A balanced diet is important. Children who don’t get enough healthy foods may face growth and developmental problems, poor academic performance, and frequent infections.
They can also develop unhealthy eating habits that may persist into adulthood. Without exercise, they’ll also have a higher risk of obesity and various diseases such as type 2 diabetes and high blood pressure.
A healthy, balanced diet will usually include vitamins, minerals, and antioxidant, carbohydrates, including starches, fibre, protein and healthy fats, taken from fruits, vegetables, grains, dairy and protein foods.
Foods to avoid or limit on a healthy diet include highly processed foods, added sugar and salt, red and processed meat, refined grains, alcohol and trans fats.
Fruits are nutritious but they are high in sugar, but unlike sweets and deserts, this sugar is natural and also provides fibre and other nutrients. This of course means they are less likely to cause a sugar spike and will boost the body’s supply of essential vitamins, minerals, and antioxidants.
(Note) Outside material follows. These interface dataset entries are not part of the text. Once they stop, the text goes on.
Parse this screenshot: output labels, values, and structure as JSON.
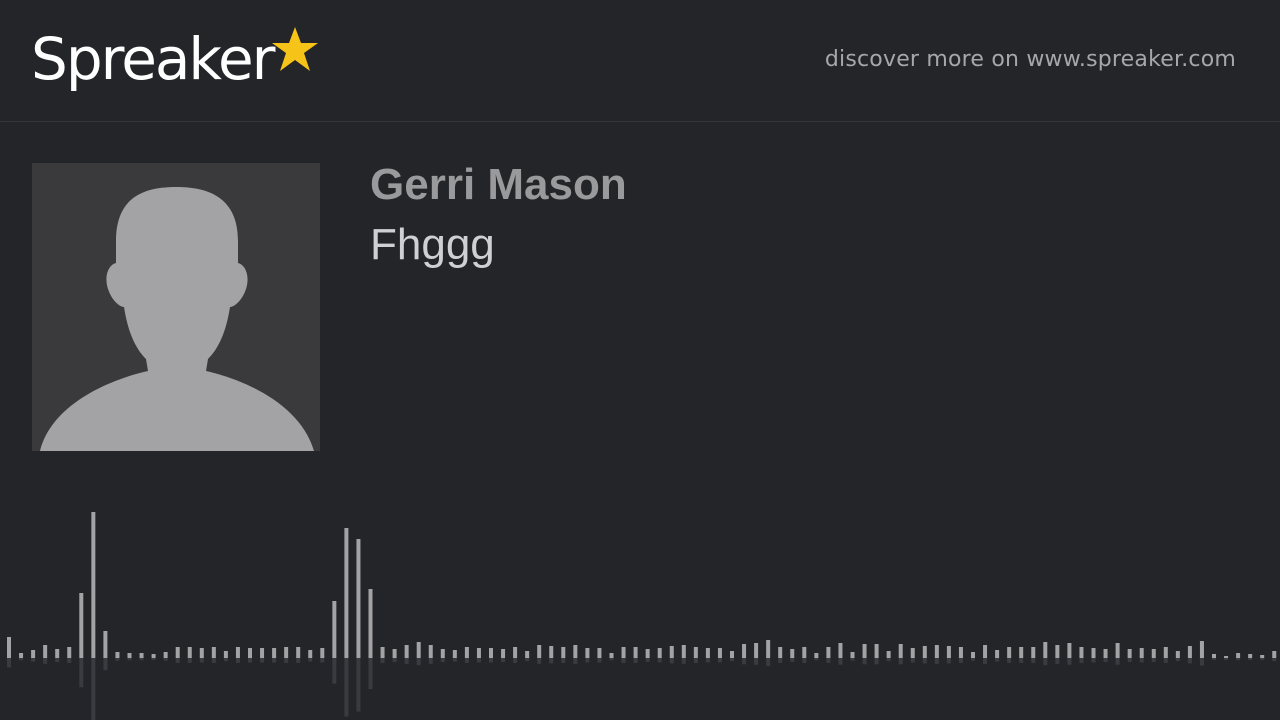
{
  "header": {
    "logo_text": "Spreaker",
    "logo_icon": "star-icon",
    "star_color": "#f6c318",
    "discover_text": "discover more on www.spreaker.com"
  },
  "episode": {
    "author": "Gerri Mason",
    "title": "Fhggg",
    "avatar_icon": "person-silhouette-icon"
  },
  "waveform": {
    "bar_color": "#a3a3a5",
    "levels": [
      21,
      5,
      8,
      13,
      9,
      11,
      65,
      146,
      27,
      6,
      5,
      5,
      4,
      6,
      11,
      11,
      10,
      11,
      7,
      11,
      10,
      10,
      10,
      11,
      11,
      8,
      10,
      57,
      130,
      119,
      69,
      11,
      9,
      13,
      16,
      13,
      9,
      8,
      11,
      10,
      10,
      9,
      11,
      7,
      13,
      12,
      11,
      13,
      10,
      10,
      5,
      11,
      11,
      9,
      10,
      12,
      13,
      11,
      10,
      10,
      7,
      14,
      15,
      18,
      11,
      9,
      11,
      5,
      11,
      15,
      6,
      14,
      14,
      7,
      14,
      10,
      12,
      13,
      12,
      11,
      6,
      13,
      8,
      11,
      11,
      11,
      16,
      13,
      15,
      11,
      10,
      9,
      15,
      9,
      10,
      9,
      11,
      7,
      12,
      17,
      4,
      2,
      5,
      4,
      3,
      7
    ]
  }
}
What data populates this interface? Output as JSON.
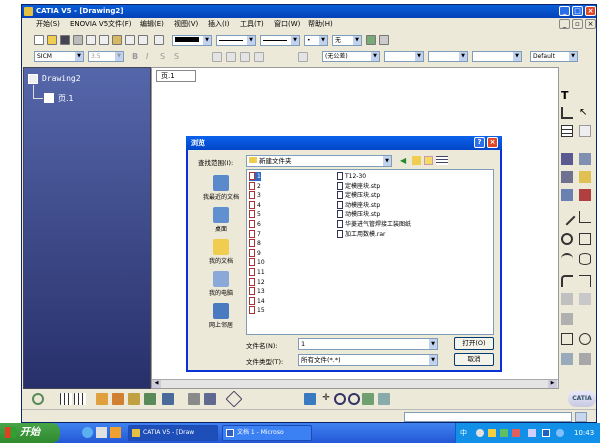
{
  "app": {
    "title": "CATIA V5 - [Drawing2]",
    "menus": [
      "开始(S)",
      "ENOVIA V5",
      "文件(F)",
      "编辑(E)",
      "视图(V)",
      "插入(I)",
      "工具(T)",
      "窗口(W)",
      "帮助(H)"
    ]
  },
  "toolbar": {
    "font_name": "SICM",
    "font_size": "3.5",
    "style_combo": "(无公差)",
    "layer_combo": "Default",
    "line_none": "无"
  },
  "tree": {
    "root": "Drawing2",
    "child": "页.1"
  },
  "canvas": {
    "sheet_tab": "页.1"
  },
  "dialog": {
    "title": "浏览",
    "look_in_label": "查找范围(I):",
    "look_in_value": "新建文件夹",
    "places": [
      "我最近的文档",
      "桌面",
      "我的文档",
      "我的电脑",
      "网上邻居"
    ],
    "files_col1": [
      "1",
      "2",
      "3",
      "4",
      "5",
      "6",
      "7",
      "8",
      "9",
      "10",
      "11",
      "12",
      "13",
      "14",
      "15"
    ],
    "files_col2": [
      "T12-30",
      "定模座块.stp",
      "定模压块.stp",
      "动模座块.stp",
      "动模压块.stp",
      "华菱进气管焊接工装图纸",
      "加工用数模.rar"
    ],
    "filename_label": "文件名(N):",
    "filename_value": "1",
    "filetype_label": "文件类型(T):",
    "filetype_value": "所有文件(*.*)",
    "open_button": "打开(O)",
    "cancel_button": "取消"
  },
  "taskbar": {
    "start": "开始",
    "tasks": [
      "CATIA V5 - [Draw",
      "文档 1 - Microso"
    ],
    "ime": "中",
    "clock": "10:43"
  },
  "logo": "CATIA",
  "colors": {
    "title_blue": "#0a5fd8",
    "tree_bg": "#3b4488",
    "start_green": "#3a9a3a",
    "xp_blue": "#2457d6"
  }
}
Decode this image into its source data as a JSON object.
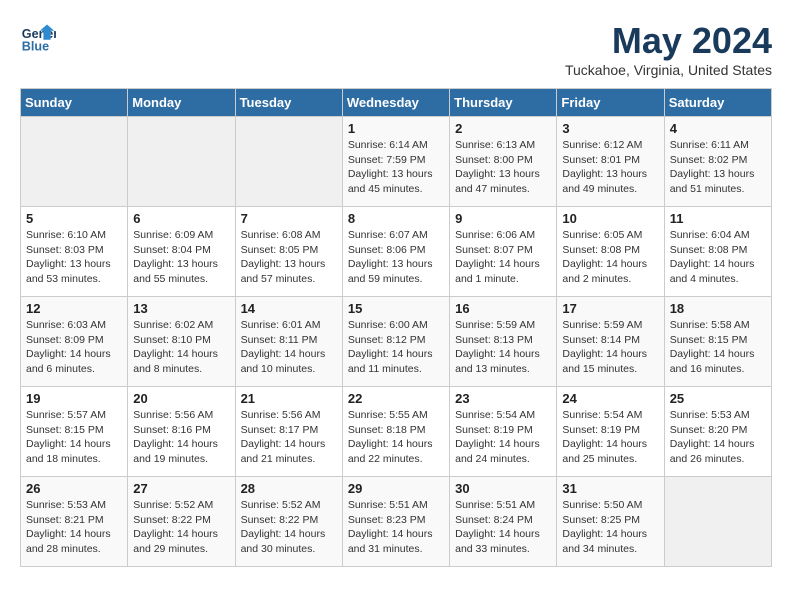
{
  "header": {
    "logo_line1": "General",
    "logo_line2": "Blue",
    "month": "May 2024",
    "location": "Tuckahoe, Virginia, United States"
  },
  "weekdays": [
    "Sunday",
    "Monday",
    "Tuesday",
    "Wednesday",
    "Thursday",
    "Friday",
    "Saturday"
  ],
  "weeks": [
    [
      {
        "day": "",
        "info": ""
      },
      {
        "day": "",
        "info": ""
      },
      {
        "day": "",
        "info": ""
      },
      {
        "day": "1",
        "info": "Sunrise: 6:14 AM\nSunset: 7:59 PM\nDaylight: 13 hours\nand 45 minutes."
      },
      {
        "day": "2",
        "info": "Sunrise: 6:13 AM\nSunset: 8:00 PM\nDaylight: 13 hours\nand 47 minutes."
      },
      {
        "day": "3",
        "info": "Sunrise: 6:12 AM\nSunset: 8:01 PM\nDaylight: 13 hours\nand 49 minutes."
      },
      {
        "day": "4",
        "info": "Sunrise: 6:11 AM\nSunset: 8:02 PM\nDaylight: 13 hours\nand 51 minutes."
      }
    ],
    [
      {
        "day": "5",
        "info": "Sunrise: 6:10 AM\nSunset: 8:03 PM\nDaylight: 13 hours\nand 53 minutes."
      },
      {
        "day": "6",
        "info": "Sunrise: 6:09 AM\nSunset: 8:04 PM\nDaylight: 13 hours\nand 55 minutes."
      },
      {
        "day": "7",
        "info": "Sunrise: 6:08 AM\nSunset: 8:05 PM\nDaylight: 13 hours\nand 57 minutes."
      },
      {
        "day": "8",
        "info": "Sunrise: 6:07 AM\nSunset: 8:06 PM\nDaylight: 13 hours\nand 59 minutes."
      },
      {
        "day": "9",
        "info": "Sunrise: 6:06 AM\nSunset: 8:07 PM\nDaylight: 14 hours\nand 1 minute."
      },
      {
        "day": "10",
        "info": "Sunrise: 6:05 AM\nSunset: 8:08 PM\nDaylight: 14 hours\nand 2 minutes."
      },
      {
        "day": "11",
        "info": "Sunrise: 6:04 AM\nSunset: 8:08 PM\nDaylight: 14 hours\nand 4 minutes."
      }
    ],
    [
      {
        "day": "12",
        "info": "Sunrise: 6:03 AM\nSunset: 8:09 PM\nDaylight: 14 hours\nand 6 minutes."
      },
      {
        "day": "13",
        "info": "Sunrise: 6:02 AM\nSunset: 8:10 PM\nDaylight: 14 hours\nand 8 minutes."
      },
      {
        "day": "14",
        "info": "Sunrise: 6:01 AM\nSunset: 8:11 PM\nDaylight: 14 hours\nand 10 minutes."
      },
      {
        "day": "15",
        "info": "Sunrise: 6:00 AM\nSunset: 8:12 PM\nDaylight: 14 hours\nand 11 minutes."
      },
      {
        "day": "16",
        "info": "Sunrise: 5:59 AM\nSunset: 8:13 PM\nDaylight: 14 hours\nand 13 minutes."
      },
      {
        "day": "17",
        "info": "Sunrise: 5:59 AM\nSunset: 8:14 PM\nDaylight: 14 hours\nand 15 minutes."
      },
      {
        "day": "18",
        "info": "Sunrise: 5:58 AM\nSunset: 8:15 PM\nDaylight: 14 hours\nand 16 minutes."
      }
    ],
    [
      {
        "day": "19",
        "info": "Sunrise: 5:57 AM\nSunset: 8:15 PM\nDaylight: 14 hours\nand 18 minutes."
      },
      {
        "day": "20",
        "info": "Sunrise: 5:56 AM\nSunset: 8:16 PM\nDaylight: 14 hours\nand 19 minutes."
      },
      {
        "day": "21",
        "info": "Sunrise: 5:56 AM\nSunset: 8:17 PM\nDaylight: 14 hours\nand 21 minutes."
      },
      {
        "day": "22",
        "info": "Sunrise: 5:55 AM\nSunset: 8:18 PM\nDaylight: 14 hours\nand 22 minutes."
      },
      {
        "day": "23",
        "info": "Sunrise: 5:54 AM\nSunset: 8:19 PM\nDaylight: 14 hours\nand 24 minutes."
      },
      {
        "day": "24",
        "info": "Sunrise: 5:54 AM\nSunset: 8:19 PM\nDaylight: 14 hours\nand 25 minutes."
      },
      {
        "day": "25",
        "info": "Sunrise: 5:53 AM\nSunset: 8:20 PM\nDaylight: 14 hours\nand 26 minutes."
      }
    ],
    [
      {
        "day": "26",
        "info": "Sunrise: 5:53 AM\nSunset: 8:21 PM\nDaylight: 14 hours\nand 28 minutes."
      },
      {
        "day": "27",
        "info": "Sunrise: 5:52 AM\nSunset: 8:22 PM\nDaylight: 14 hours\nand 29 minutes."
      },
      {
        "day": "28",
        "info": "Sunrise: 5:52 AM\nSunset: 8:22 PM\nDaylight: 14 hours\nand 30 minutes."
      },
      {
        "day": "29",
        "info": "Sunrise: 5:51 AM\nSunset: 8:23 PM\nDaylight: 14 hours\nand 31 minutes."
      },
      {
        "day": "30",
        "info": "Sunrise: 5:51 AM\nSunset: 8:24 PM\nDaylight: 14 hours\nand 33 minutes."
      },
      {
        "day": "31",
        "info": "Sunrise: 5:50 AM\nSunset: 8:25 PM\nDaylight: 14 hours\nand 34 minutes."
      },
      {
        "day": "",
        "info": ""
      }
    ]
  ]
}
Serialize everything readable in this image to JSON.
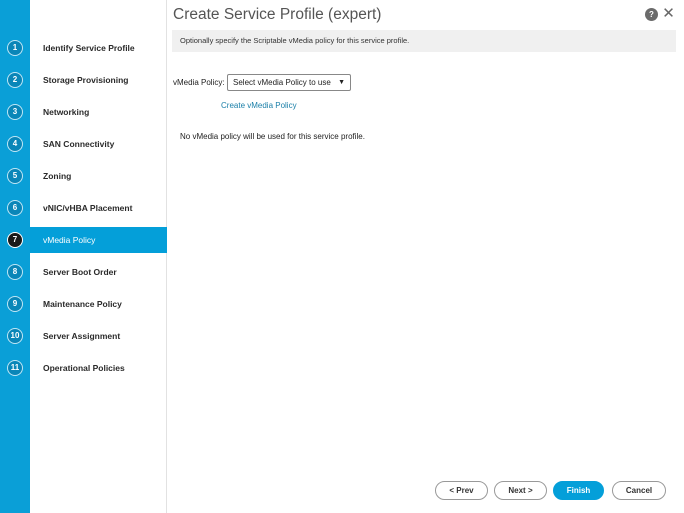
{
  "window": {
    "title": "Create Service Profile (expert)",
    "help_label": "?",
    "close_label": "✕"
  },
  "steps": [
    {
      "num": "1",
      "label": "Identify Service Profile"
    },
    {
      "num": "2",
      "label": "Storage Provisioning"
    },
    {
      "num": "3",
      "label": "Networking"
    },
    {
      "num": "4",
      "label": "SAN Connectivity"
    },
    {
      "num": "5",
      "label": "Zoning"
    },
    {
      "num": "6",
      "label": "vNIC/vHBA Placement"
    },
    {
      "num": "7",
      "label": "vMedia Policy"
    },
    {
      "num": "8",
      "label": "Server Boot Order"
    },
    {
      "num": "9",
      "label": "Maintenance Policy"
    },
    {
      "num": "10",
      "label": "Server Assignment"
    },
    {
      "num": "11",
      "label": "Operational Policies"
    }
  ],
  "active_step": "7",
  "main": {
    "description": "Optionally specify the Scriptable vMedia policy for this service profile.",
    "field_label": "vMedia Policy:",
    "select_value": "Select vMedia Policy to use",
    "create_link": "Create vMedia Policy",
    "notice": "No vMedia policy will be used for this service profile."
  },
  "buttons": {
    "prev": "< Prev",
    "next": "Next >",
    "finish": "Finish",
    "cancel": "Cancel"
  },
  "colors": {
    "accent": "#049fd9",
    "stripe": "#0a9fd7",
    "link": "#1a7fa8"
  }
}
Vegetables are a key source of essential vitamins, minerals, and antioxidants. We should eat a variety of vegetables with different colours for a full range of nutrients. Dark, leafy greens are an excellent source of many nutrients, such as kale, spinach, broccoli and green beans.
Refined white flour is found in many breads and baked goods, but it has limited nutritional value because much of the goodness is in the outer shell of the grain, which is removed during processing. Whole grain products provide additional vitamins, minerals, and fibre and include the entire grain.
Meat and beans are a primary sources of protein, and include poultry, such as turkey, chicken, fish, including salmon and other oily fish. Try to avoid red meats and processed meats as according to some research these may increase the risk of cancer and other diseases.
Beans, nuts and soy products are also excellent sources of protein, fibre, and other nutrients. Examples include beans, lentils, peas. Tofu, and other soy-based products that are healthy alternatives to meat.
Dairy products provide essential nutrients, including protein, calcium and vitamin D. They also contain fat. Many dairy-free milks and other dairy alternatives are now available, usually made from either almonds or oats. These are often fortified with calcium and other nutrients, making them excellent alternatives to dairy products.
Fats and oils
Fat is essential for cell health and energy, but too much fat increases calories above what the body needs and may lead to weight gain. The following is a simple guideline:
- Love: vegetable oils and fish oils;
- Limit: butter, cheese, and cream;
- Avoid: trans fats, used in many processed foods.
Olive oil is a healthy fat, especially extra virgin olive oil, which is the least processed type. Deep fried foods are often high in calories but low in nutritional value, so it is important to eat those sparingly.
The bottom-line is that a healthy diet will combine all the nutrients and foods groups mentioned and is usually one that contains plenty of fresh, plant-based foods, and limits the intake of processed foods.
A handy way to remember how much of each food group to eat is the plate method.
- fill half your plate with fruits and vegetables;
- fill one quarter with grains;
- fill one quarter with protein foods;
- add dairy or a non-dairy replacement on the side.
Finally, a balanced diet supplies nutrients to the body and therefore needs to work effectively. Without a balanced nutrition, the body is more prone to fatigue, low performance, infection and disease.